(Collected data entries)
[Start of section]
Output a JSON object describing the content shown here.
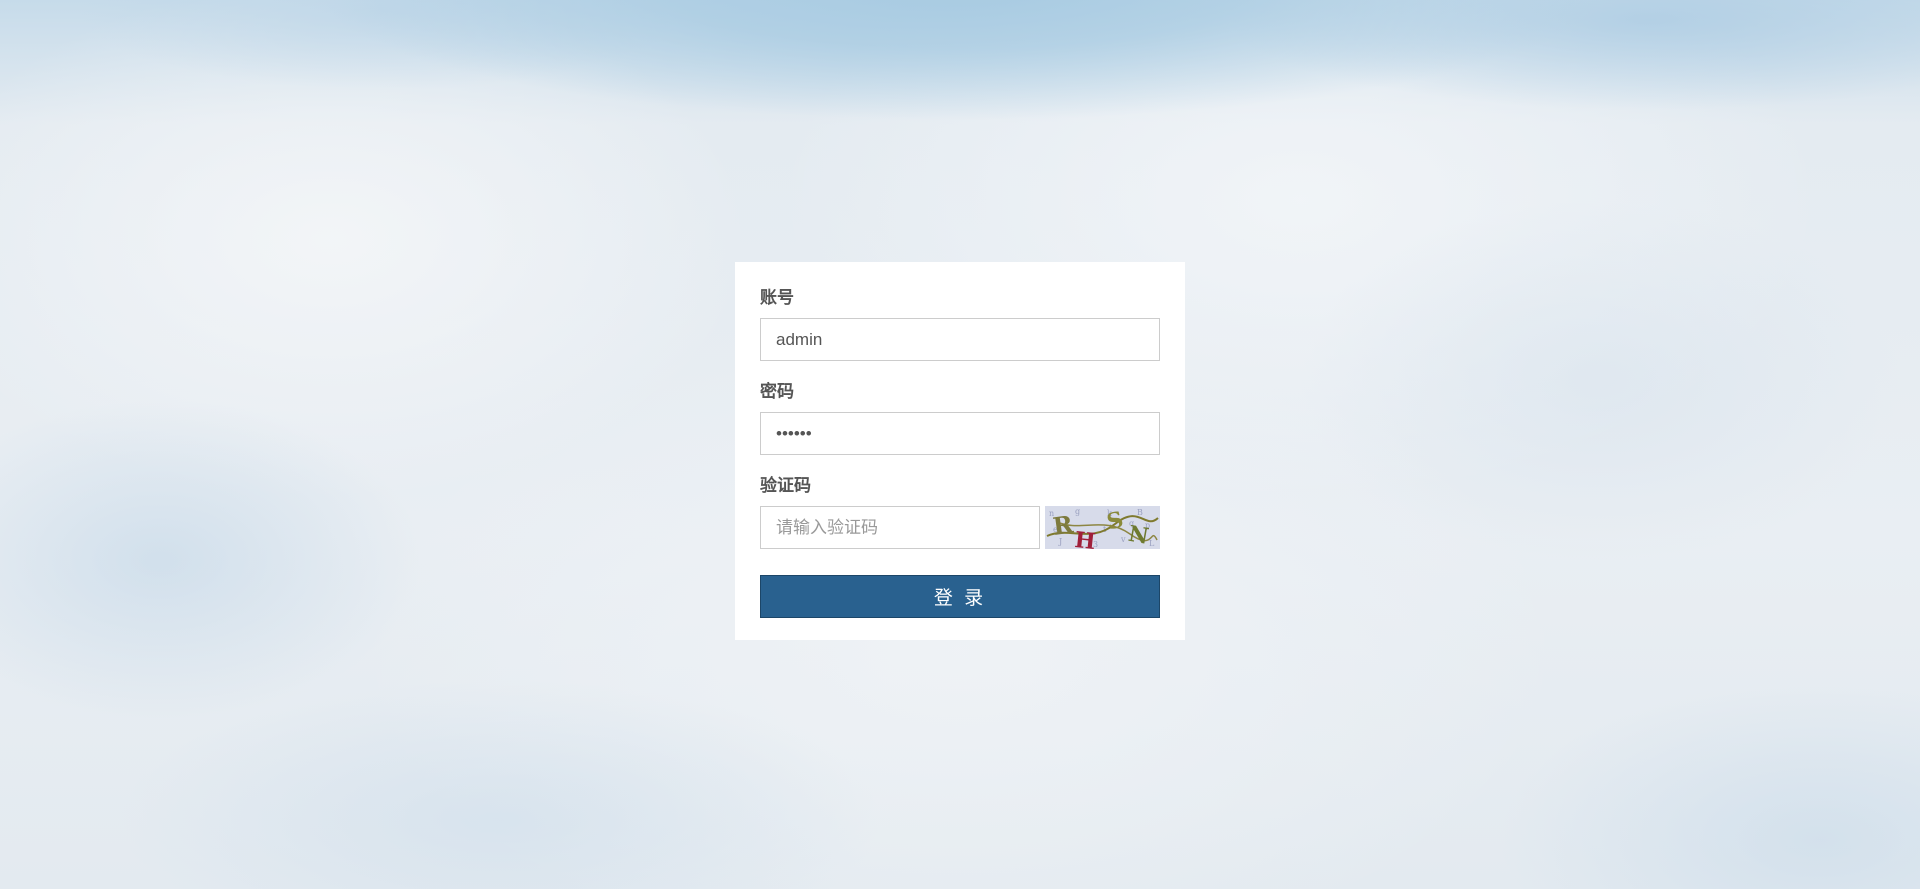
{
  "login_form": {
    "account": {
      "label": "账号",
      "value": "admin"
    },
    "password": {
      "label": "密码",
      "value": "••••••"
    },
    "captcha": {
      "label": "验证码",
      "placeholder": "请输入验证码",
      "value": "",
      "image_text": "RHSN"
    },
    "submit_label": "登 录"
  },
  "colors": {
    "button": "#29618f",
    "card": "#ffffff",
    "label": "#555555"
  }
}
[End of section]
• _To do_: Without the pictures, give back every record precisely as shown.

• _Solved exercise_:
Output a JSON object describing the content shown here.
{
  "login_form": {
    "account": {
      "label": "账号",
      "value": "admin"
    },
    "password": {
      "label": "密码",
      "value": "••••••"
    },
    "captcha": {
      "label": "验证码",
      "placeholder": "请输入验证码",
      "value": "",
      "image_text": "RHSN"
    },
    "submit_label": "登 录"
  },
  "colors": {
    "button": "#29618f",
    "card": "#ffffff",
    "label": "#555555"
  }
}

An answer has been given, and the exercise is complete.